Close Window
Item Cotton Indigo Tsutsugaki Marital Celebratory Futon Cover
Images of Sensu (folding fan) With long Tassels
Late 1800s to Early 1900s
Fabric 100% Cotton
Homespun, Hand Loomed. Thick strong fabric, soft feel.
4.1 X 5.9 feet
125 X 180 cm
Heavy-Medium Thickness
12 oz, 353 g
4 separate panels were hand sewn together to create this textile
Very good condition with 1 small repair , see photos.

We have washed and ironed this textile.

This textile is ready to use in your project or to hang as wall art.
The folding fan was invented in Japan, between the 6th to 9th centuries.

Non-folding hand fans, such as oval and silk fans (uchiwa) were influenced greatly by fans introduced to Japan from China at the beginning of the 1st millennia. The earliest visual depiction of Japanese fans dates back to the 6th century which are seen depicted on burial tomb paintings.

Classic Japanese folding fans are made of handmade "washi" paper with a hand painted design affixed to a bamboo frame. Commercial fans first introduced in the 19th century had machine-made smooth paper with an even surface texture.
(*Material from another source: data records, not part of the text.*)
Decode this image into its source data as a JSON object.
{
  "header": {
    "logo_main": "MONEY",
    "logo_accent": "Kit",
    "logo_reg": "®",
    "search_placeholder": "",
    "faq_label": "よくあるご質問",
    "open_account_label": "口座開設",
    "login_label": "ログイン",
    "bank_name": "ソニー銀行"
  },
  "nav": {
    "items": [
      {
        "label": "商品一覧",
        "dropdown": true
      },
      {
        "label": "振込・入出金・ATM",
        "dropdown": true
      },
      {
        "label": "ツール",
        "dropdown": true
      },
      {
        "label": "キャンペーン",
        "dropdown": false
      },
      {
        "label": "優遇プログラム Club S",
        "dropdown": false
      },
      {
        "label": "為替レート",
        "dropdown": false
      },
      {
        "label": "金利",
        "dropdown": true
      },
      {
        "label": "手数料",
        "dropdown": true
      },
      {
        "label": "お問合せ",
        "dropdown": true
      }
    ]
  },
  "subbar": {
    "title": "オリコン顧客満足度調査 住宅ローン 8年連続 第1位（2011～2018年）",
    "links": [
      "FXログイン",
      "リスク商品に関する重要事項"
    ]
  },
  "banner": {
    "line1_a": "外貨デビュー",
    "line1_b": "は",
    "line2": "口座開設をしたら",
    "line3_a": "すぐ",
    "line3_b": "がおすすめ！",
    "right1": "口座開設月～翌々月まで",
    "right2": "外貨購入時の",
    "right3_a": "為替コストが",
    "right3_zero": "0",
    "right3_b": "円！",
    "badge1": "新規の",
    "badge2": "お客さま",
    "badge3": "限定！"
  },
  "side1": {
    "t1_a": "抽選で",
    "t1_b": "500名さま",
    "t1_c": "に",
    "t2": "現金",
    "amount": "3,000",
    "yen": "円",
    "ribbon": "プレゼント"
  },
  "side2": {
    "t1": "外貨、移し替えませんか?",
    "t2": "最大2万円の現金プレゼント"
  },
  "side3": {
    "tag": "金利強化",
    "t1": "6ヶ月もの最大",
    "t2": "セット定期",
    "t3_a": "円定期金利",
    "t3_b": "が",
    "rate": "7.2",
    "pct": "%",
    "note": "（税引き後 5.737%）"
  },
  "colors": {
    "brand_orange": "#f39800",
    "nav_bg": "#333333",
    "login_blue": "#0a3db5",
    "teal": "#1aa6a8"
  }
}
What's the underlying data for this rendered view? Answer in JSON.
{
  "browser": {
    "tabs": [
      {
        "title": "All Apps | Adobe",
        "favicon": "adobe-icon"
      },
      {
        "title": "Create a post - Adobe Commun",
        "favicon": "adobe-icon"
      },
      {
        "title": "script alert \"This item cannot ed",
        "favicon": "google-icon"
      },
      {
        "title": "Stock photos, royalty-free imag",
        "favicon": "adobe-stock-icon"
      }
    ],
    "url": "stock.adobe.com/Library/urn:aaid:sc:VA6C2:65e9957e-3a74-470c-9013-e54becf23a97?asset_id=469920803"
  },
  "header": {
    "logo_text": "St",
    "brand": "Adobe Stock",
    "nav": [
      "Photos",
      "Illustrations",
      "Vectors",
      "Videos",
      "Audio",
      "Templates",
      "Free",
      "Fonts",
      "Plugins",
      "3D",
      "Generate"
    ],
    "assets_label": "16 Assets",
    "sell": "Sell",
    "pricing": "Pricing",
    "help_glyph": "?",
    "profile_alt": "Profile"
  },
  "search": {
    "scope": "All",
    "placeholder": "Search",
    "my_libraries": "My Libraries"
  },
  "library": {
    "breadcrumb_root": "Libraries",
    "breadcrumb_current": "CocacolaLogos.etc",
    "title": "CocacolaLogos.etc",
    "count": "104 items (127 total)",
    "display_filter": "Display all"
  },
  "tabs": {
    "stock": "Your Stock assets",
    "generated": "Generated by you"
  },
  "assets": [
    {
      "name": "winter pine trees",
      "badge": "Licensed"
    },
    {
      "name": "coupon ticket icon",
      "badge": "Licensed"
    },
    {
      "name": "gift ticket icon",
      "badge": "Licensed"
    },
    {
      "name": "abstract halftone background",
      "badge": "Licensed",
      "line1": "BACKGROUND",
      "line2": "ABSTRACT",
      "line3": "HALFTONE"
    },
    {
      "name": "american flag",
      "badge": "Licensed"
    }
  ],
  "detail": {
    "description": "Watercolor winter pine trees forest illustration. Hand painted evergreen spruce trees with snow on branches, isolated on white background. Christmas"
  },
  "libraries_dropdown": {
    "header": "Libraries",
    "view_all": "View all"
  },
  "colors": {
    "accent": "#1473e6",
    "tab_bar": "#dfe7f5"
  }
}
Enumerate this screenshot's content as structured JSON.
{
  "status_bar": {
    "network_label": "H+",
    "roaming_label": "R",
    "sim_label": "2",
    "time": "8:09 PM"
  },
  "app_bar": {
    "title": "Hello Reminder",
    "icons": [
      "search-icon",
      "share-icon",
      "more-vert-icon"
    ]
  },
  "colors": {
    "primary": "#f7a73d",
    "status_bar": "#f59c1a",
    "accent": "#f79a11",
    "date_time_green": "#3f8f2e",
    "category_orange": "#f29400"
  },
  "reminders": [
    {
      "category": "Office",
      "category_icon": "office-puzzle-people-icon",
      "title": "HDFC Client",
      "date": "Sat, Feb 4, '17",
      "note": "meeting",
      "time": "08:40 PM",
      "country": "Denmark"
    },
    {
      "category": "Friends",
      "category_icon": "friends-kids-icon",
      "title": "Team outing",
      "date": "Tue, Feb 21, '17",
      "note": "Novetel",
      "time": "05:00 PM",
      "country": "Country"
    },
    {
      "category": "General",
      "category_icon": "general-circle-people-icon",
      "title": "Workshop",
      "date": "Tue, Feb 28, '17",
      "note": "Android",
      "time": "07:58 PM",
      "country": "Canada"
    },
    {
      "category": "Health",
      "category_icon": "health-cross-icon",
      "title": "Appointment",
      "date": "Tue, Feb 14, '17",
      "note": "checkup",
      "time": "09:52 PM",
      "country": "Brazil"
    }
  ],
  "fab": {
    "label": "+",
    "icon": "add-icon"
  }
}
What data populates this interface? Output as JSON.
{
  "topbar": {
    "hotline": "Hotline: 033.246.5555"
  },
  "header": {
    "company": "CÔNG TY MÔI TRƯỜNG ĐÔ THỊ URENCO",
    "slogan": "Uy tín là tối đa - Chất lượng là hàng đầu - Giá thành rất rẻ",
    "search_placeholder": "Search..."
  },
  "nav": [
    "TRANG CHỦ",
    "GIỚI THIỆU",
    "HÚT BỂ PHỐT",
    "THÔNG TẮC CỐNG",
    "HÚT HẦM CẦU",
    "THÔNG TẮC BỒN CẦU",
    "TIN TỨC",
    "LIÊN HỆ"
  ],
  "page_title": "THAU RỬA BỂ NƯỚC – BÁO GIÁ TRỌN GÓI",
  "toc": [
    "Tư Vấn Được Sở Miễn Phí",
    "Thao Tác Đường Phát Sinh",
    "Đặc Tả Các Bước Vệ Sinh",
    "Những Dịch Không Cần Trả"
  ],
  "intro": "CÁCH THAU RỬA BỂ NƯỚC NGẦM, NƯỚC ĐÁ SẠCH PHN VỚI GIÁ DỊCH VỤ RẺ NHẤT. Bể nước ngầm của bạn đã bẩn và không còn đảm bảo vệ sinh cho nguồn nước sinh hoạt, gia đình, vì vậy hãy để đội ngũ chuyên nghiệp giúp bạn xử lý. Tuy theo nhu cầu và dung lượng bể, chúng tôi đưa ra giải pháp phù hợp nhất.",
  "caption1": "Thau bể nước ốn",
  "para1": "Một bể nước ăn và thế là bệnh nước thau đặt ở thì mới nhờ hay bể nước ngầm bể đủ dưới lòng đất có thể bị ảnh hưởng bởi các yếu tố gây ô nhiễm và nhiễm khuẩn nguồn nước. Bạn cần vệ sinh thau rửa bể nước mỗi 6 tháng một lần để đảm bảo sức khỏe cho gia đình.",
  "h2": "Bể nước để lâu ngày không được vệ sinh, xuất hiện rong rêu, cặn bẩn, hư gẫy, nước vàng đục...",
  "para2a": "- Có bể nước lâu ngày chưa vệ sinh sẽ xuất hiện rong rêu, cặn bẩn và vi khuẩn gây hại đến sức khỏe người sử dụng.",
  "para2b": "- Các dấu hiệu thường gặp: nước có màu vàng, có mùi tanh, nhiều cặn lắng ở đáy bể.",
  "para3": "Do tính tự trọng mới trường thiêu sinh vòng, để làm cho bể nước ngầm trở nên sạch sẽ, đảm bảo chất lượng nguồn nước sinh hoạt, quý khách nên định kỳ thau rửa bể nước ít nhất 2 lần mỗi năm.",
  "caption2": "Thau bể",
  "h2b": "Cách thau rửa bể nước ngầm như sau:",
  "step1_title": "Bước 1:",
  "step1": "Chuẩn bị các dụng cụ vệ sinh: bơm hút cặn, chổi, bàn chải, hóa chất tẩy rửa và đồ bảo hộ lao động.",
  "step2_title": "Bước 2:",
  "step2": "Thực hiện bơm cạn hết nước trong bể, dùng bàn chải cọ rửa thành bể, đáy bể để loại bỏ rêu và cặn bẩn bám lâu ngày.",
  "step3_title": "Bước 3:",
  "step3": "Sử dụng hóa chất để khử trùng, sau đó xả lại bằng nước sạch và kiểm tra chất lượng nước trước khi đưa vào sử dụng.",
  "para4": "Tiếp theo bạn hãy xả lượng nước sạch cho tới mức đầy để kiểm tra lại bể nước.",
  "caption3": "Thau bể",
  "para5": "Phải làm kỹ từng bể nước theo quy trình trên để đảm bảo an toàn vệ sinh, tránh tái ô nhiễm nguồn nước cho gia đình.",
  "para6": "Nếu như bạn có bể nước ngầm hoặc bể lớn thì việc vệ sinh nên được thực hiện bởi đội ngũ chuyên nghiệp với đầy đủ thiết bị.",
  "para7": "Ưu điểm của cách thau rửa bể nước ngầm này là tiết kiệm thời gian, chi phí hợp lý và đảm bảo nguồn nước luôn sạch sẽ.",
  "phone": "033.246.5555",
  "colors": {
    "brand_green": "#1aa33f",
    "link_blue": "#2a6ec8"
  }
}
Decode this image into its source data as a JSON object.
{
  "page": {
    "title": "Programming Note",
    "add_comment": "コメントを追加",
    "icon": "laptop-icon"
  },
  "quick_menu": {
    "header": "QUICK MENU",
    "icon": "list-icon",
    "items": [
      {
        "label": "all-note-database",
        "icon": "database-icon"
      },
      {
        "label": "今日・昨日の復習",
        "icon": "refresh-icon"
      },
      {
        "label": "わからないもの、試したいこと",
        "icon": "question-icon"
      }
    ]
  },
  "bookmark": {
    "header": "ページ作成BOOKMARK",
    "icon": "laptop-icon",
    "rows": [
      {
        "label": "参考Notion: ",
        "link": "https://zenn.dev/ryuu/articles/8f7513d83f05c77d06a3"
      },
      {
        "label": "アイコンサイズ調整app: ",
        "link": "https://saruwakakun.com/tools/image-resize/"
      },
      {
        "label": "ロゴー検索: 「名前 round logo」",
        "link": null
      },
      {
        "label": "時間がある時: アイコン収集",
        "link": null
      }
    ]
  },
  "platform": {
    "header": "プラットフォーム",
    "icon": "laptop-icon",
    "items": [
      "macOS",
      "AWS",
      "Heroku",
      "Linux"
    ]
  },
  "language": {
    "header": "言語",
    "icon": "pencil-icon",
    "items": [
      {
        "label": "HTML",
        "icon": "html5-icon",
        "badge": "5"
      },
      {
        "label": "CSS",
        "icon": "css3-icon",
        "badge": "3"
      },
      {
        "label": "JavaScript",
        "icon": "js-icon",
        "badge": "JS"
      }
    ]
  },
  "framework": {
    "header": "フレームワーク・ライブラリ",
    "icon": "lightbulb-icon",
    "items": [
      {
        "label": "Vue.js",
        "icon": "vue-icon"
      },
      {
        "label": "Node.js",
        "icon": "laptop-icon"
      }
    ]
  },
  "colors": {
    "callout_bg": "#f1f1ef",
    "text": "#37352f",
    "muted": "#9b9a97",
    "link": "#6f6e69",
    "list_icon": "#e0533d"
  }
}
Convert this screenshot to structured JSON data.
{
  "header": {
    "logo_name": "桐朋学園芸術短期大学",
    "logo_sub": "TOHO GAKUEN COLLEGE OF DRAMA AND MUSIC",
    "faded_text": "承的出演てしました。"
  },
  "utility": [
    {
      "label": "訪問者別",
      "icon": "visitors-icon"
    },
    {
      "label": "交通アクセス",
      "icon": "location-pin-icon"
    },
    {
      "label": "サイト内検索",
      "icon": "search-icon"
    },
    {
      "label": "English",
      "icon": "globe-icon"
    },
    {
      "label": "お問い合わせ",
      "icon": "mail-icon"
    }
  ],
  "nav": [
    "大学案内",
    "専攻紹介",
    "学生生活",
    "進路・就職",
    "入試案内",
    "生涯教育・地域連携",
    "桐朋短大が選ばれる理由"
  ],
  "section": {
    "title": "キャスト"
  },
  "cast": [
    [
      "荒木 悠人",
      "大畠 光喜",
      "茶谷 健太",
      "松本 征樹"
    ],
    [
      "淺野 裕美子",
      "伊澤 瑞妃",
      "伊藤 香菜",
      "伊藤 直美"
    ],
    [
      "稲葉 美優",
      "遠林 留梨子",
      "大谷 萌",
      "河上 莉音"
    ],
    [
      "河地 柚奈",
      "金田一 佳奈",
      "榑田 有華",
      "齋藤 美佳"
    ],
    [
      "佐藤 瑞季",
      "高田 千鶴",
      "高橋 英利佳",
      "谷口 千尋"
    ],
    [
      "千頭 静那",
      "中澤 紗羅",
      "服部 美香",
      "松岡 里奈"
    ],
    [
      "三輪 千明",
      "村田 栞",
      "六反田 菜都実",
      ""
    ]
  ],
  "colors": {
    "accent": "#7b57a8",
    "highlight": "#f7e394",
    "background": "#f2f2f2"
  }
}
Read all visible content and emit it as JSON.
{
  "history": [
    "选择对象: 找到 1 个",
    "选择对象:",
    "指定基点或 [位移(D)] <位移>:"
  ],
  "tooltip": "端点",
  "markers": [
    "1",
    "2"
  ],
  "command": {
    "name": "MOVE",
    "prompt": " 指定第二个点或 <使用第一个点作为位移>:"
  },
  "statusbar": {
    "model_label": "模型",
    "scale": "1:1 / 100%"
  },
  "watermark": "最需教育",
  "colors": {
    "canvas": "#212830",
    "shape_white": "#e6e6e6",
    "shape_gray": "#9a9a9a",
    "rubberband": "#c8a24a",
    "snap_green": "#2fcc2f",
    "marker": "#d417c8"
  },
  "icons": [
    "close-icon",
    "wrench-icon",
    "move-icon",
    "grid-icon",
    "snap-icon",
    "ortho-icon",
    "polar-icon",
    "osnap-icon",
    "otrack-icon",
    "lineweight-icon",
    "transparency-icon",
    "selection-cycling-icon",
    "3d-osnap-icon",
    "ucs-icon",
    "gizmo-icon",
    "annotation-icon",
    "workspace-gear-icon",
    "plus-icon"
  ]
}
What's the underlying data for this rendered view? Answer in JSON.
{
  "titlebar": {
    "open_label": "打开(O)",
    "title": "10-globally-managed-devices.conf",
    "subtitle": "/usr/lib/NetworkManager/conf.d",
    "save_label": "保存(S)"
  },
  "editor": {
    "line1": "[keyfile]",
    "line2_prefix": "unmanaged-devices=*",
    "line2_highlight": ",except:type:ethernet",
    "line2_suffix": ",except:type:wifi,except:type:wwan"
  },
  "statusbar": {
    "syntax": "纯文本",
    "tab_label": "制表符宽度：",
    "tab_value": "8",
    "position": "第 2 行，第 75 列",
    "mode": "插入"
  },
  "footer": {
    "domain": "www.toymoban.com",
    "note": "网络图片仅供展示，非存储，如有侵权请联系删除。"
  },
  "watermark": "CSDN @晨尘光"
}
In addition to folding fans, the non-bending fans (uchiwa) are popular and commonplace even today.

The Japanese find the fan useful in many ways:
The fan is primarily used for fanning oneself in hot weather. Fans are used by Shinto priests in their formal costume during religious ceremonies. And, they are an essential element of the formal costume in the Japanese court used by the Emperor and Empress during coronation and marriage) and they are brightly painted with long tassels (as seen in this textile). Geisha of all types use folding fans in their fan dances. It was also historically used in the military as a way of sending signals on the field of battle. Fans also had some specialized uses by warriors as a form of weapon, by actors and dancers for performances, and by children as a toy.

Please Share This Page!